preceded your plunge into the wet hands

of the Hudson River, hands that did not want

to let you go.  We have felt the panic,

the misplacement of a poem, a manuscript

somewhere near but lost, the rummaging

and rustling of papers hours into days,

one piece of paper, the accumulation

of minutes and seconds, the words

we have been searching for, the words that fall

majestically on a blank page like rain on

dry earth until the paper fills with

the river of our lives, our emotions, our souls


You do not have to explain your loss

to fellow poets who mourn you for jumping

in the waters at St. Christopher’s pier for the bag

that held all your writings, your poems,

for screaming before the leap “I can’t let this stuff go.”

We wish it had been otherwise, we wish that

the confidence you had in retrieving the treasure

would have carried you beyond the pull

of the river’s grasping hands and into the career you so desired.  We wish your writing life

would have started at twenty-two instead of ended.

We wish this poem need not be written.  We wish we

could tell you that there would be more years of writing

to let the river take your words.  We wish our wishes

were answered prayers.


Paula Camacho

Poetry workshop leader, many awards won,

many publishing credits, one book published



Did you ever have the taffy they sell

along the shores where seagulls swoop at bits


of crumbs fallen from food like water drops

off the sides of rocks; the taffy that is


pulled and stretched in shades of colored flavors,

each sticky rope drawn towards infinity,


its sugar crystals like stars in the swirl

of an universe ever expanding
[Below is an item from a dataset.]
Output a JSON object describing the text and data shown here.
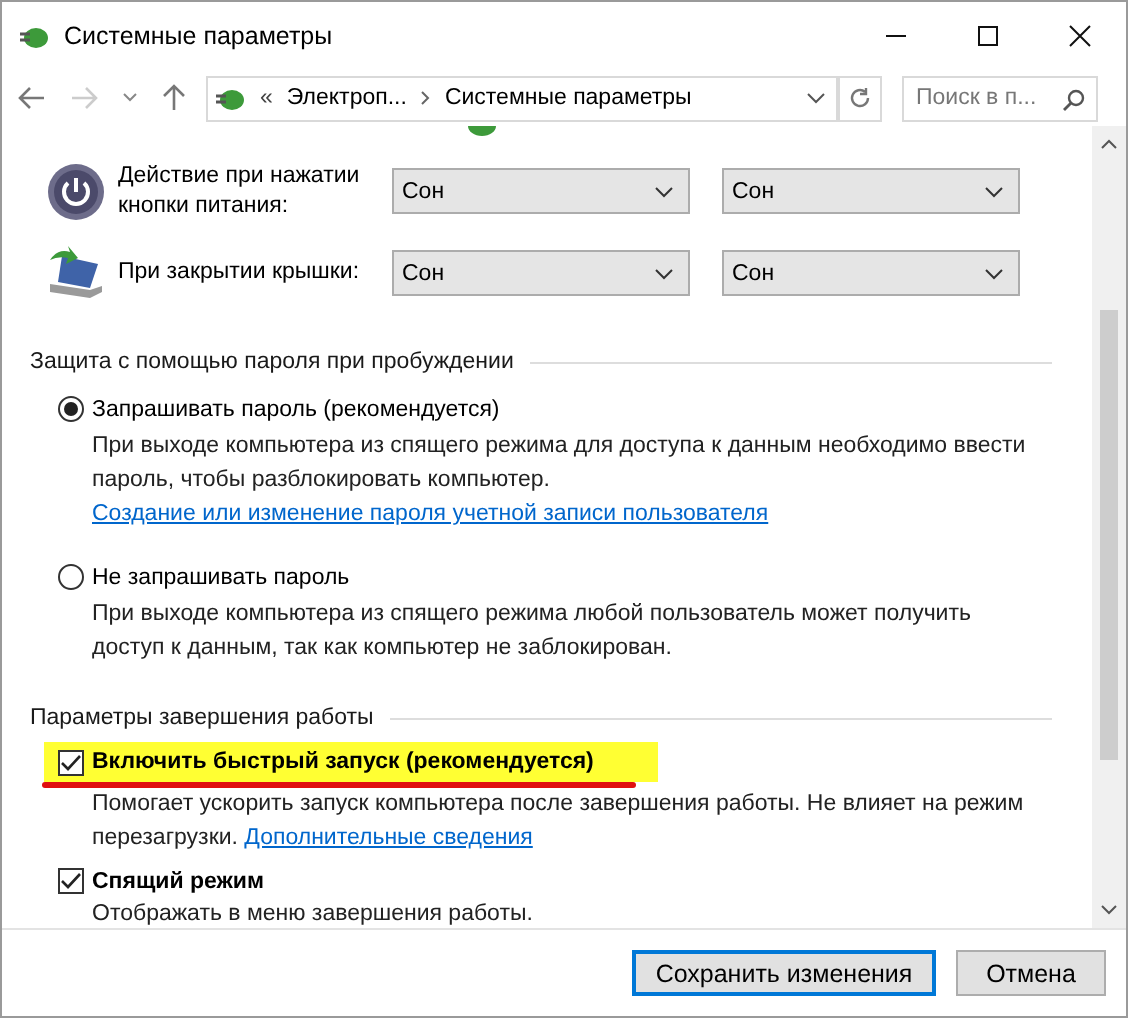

the big bang stretched and pulled inside your mouth,

until taffy goo implodes into sweetness?


Paula Camacho

Performance Poets Association®